The Center for Writing and Communication, housed on the first floor of McWherter Library, offers free, individual consultations with trained staff. Get feedback on your writing and speaking assignments at any stage in the process.
Writing is never an isolated activity and it is common practice to ask others for feedback on your work - or for others to ask you to take a look at their writing! Being helpful but also tactful is always the best route. No one wants get their paper back with two typos marked and a "looks good" note, and on the flip side, no one wants to get their paper back covered in so many comments and suggestions that it is impossible to find the original text.
These guidelines might be helpful when giving feedback, until you develop a feel for it:
Reading others' writing will improve your own writing and help you spot your own strengths and weaknesses.
One of the most stressful parts of writing is receiving feedback. Writers often (mistakenly!) equate their success or failure on a paper or project to their success or failure as a human being. Writing is a skill like any other, and with practice it can improve. It is entirely unrelated to your worth as a person.
Three common reactions to feedback are anxiety, defensiveness, or frustration.

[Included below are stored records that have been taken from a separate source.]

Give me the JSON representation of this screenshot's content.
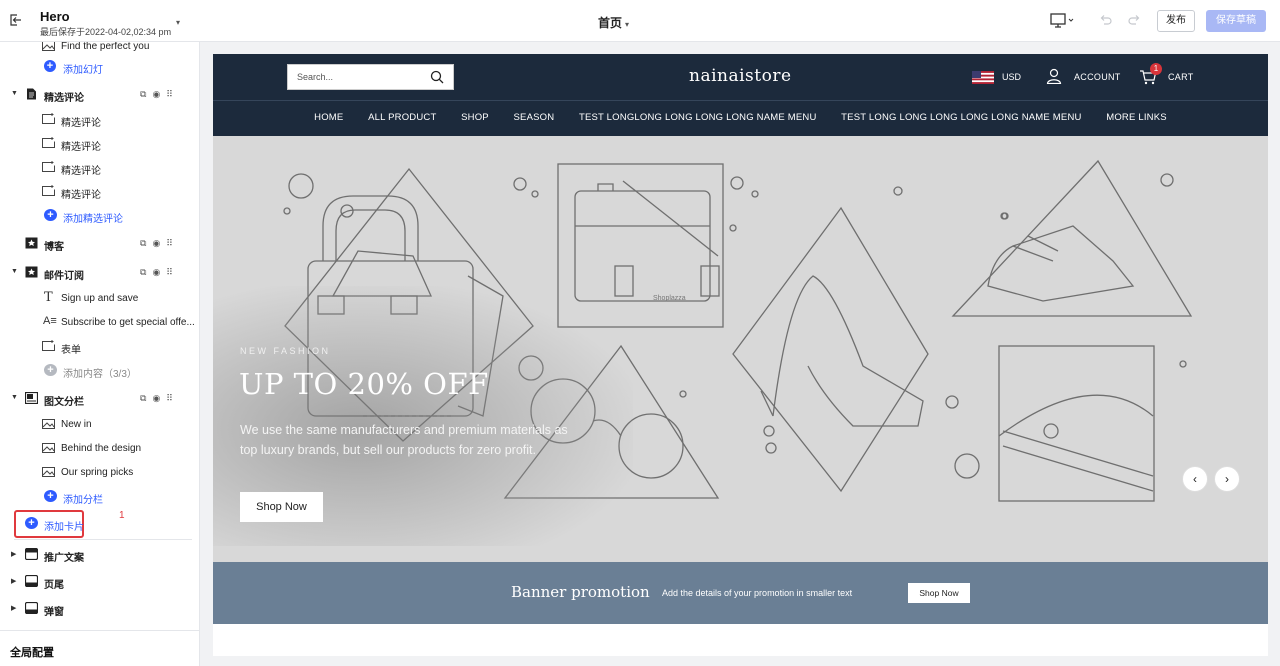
{
  "topbar": {
    "title": "Hero",
    "subtitle": "最后保存于2022-04-02,02:34 pm",
    "page_label": "首页",
    "publish_label": "发布",
    "save_draft_label": "保存草稿"
  },
  "sidebar": {
    "items": [
      {
        "label": "Find the perfect you"
      },
      {
        "label": "添加幻灯"
      },
      {
        "label": "精选评论"
      },
      {
        "label": "精选评论"
      },
      {
        "label": "精选评论"
      },
      {
        "label": "精选评论"
      },
      {
        "label": "精选评论"
      },
      {
        "label": "添加精选评论"
      },
      {
        "label": "博客"
      },
      {
        "label": "邮件订阅"
      },
      {
        "label": "Sign up and save"
      },
      {
        "label": "Subscribe to get special offe..."
      },
      {
        "label": "表单"
      },
      {
        "label": "添加内容（3/3）"
      },
      {
        "label": "图文分栏"
      },
      {
        "label": "New in"
      },
      {
        "label": "Behind the design"
      },
      {
        "label": "Our spring picks"
      },
      {
        "label": "添加分栏"
      },
      {
        "label": "添加卡片"
      },
      {
        "label": "推广文案"
      },
      {
        "label": "页尾"
      },
      {
        "label": "弹窗"
      }
    ],
    "annotation_number": "1",
    "global_config": "全局配置"
  },
  "store": {
    "search_placeholder": "Search...",
    "logo": "nainaistore",
    "currency": "USD",
    "account": "ACCOUNT",
    "cart": "CART",
    "cart_count": "1",
    "nav": [
      "HOME",
      "ALL PRODUCT",
      "SHOP",
      "SEASON",
      "TEST LONGLONG LONG LONG LONG NAME MENU",
      "TEST LONG LONG LONG LONG LONG NAME MENU",
      "MORE LINKS"
    ]
  },
  "hero": {
    "kicker": "NEW FASHION",
    "title": "UP TO 20% OFF",
    "body": "We use the same manufacturers and premium materials as top luxury brands, but sell our products for zero profit.",
    "button": "Shop Now",
    "watermark": "Shoplazza"
  },
  "banner": {
    "title": "Banner promotion",
    "subtitle": "Add the details of your promotion in smaller text",
    "button": "Shop Now"
  },
  "colors": {
    "primary": "#2e5bff",
    "store_header": "#1c2a3c",
    "banner": "#6a7f95",
    "highlight": "#e0393e"
  }
}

Remember, the comments are about the paper, not about you.
Writing is a process that takes time, practice, and patience - that includes patience with yourself!